• Exercise objective: A word-for-word copy of the listing, free of images, is the expected answer.
☆ ☆ ☆ ☆ ☆
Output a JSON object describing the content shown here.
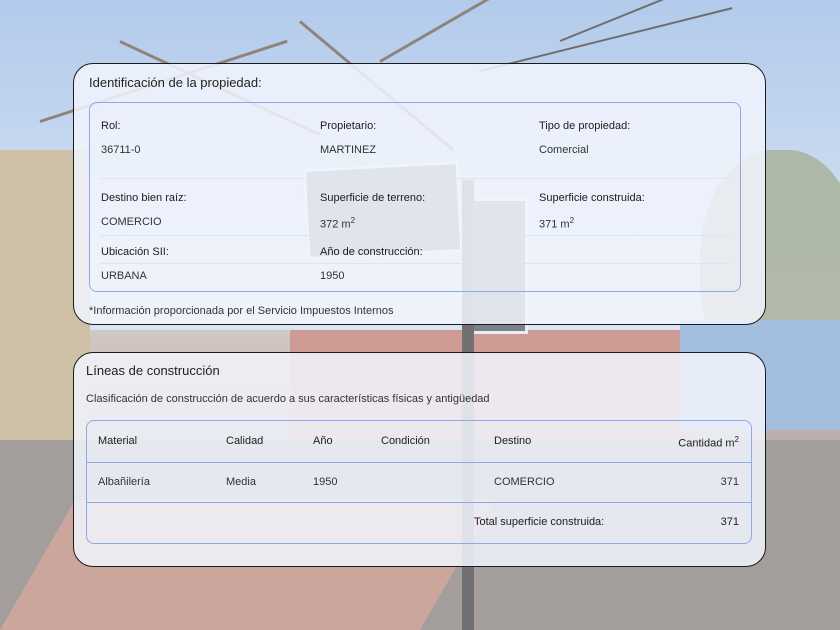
{
  "property": {
    "title": "Identificación de la propiedad:",
    "rol_label": "Rol:",
    "rol_value": "36711-0",
    "owner_label": "Propietario:",
    "owner_value": "MARTINEZ",
    "type_label": "Tipo de propiedad:",
    "type_value": "Comercial",
    "destination_label": "Destino bien raíz:",
    "destination_value": "COMERCIO",
    "land_area_label": "Superficie de terreno:",
    "land_area_value": "372 m",
    "built_area_label": "Superficie construida:",
    "built_area_value": "371 m",
    "unit_exponent": "2",
    "location_label": "Ubicación SII:",
    "location_value": "URBANA",
    "year_label": "Año de construcción:",
    "year_value": "1950",
    "footnote": "*Información proporcionada por el Servicio Impuestos Internos"
  },
  "construction": {
    "title": "Líneas de construcción",
    "subtitle": "Clasificación de construcción de acuerdo a sus características físicas y antigüedad",
    "headers": {
      "material": "Material",
      "quality": "Calidad",
      "year": "Año",
      "condition": "Condición",
      "destination": "Destino",
      "quantity": "Cantidad m",
      "quantity_exp": "2"
    },
    "rows": [
      {
        "material": "Albañilería",
        "quality": "Media",
        "year": "1950",
        "condition": "",
        "destination": "COMERCIO",
        "quantity": "371"
      }
    ],
    "total_label": "Total superficie construida:",
    "total_value": "371"
  },
  "colors": {
    "card_bg": "#f1f5fd",
    "border_accent": "#8fa9e8",
    "card_border": "#1c1c1c"
  }
}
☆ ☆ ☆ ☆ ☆
• Written response:
Output a JSON object describing the content shown here.
{
  "property": {
    "title": "Identificación de la propiedad:",
    "rol_label": "Rol:",
    "rol_value": "36711-0",
    "owner_label": "Propietario:",
    "owner_value": "MARTINEZ",
    "type_label": "Tipo de propiedad:",
    "type_value": "Comercial",
    "destination_label": "Destino bien raíz:",
    "destination_value": "COMERCIO",
    "land_area_label": "Superficie de terreno:",
    "land_area_value": "372 m",
    "built_area_label": "Superficie construida:",
    "built_area_value": "371 m",
    "unit_exponent": "2",
    "location_label": "Ubicación SII:",
    "location_value": "URBANA",
    "year_label": "Año de construcción:",
    "year_value": "1950",
    "footnote": "*Información proporcionada por el Servicio Impuestos Internos"
  },
  "construction": {
    "title": "Líneas de construcción",
    "subtitle": "Clasificación de construcción de acuerdo a sus características físicas y antigüedad",
    "headers": {
      "material": "Material",
      "quality": "Calidad",
      "year": "Año",
      "condition": "Condición",
      "destination": "Destino",
      "quantity": "Cantidad m",
      "quantity_exp": "2"
    },
    "rows": [
      {
        "material": "Albañilería",
        "quality": "Media",
        "year": "1950",
        "condition": "",
        "destination": "COMERCIO",
        "quantity": "371"
      }
    ],
    "total_label": "Total superficie construida:",
    "total_value": "371"
  },
  "colors": {
    "card_bg": "#f1f5fd",
    "border_accent": "#8fa9e8",
    "card_border": "#1c1c1c"
  }
}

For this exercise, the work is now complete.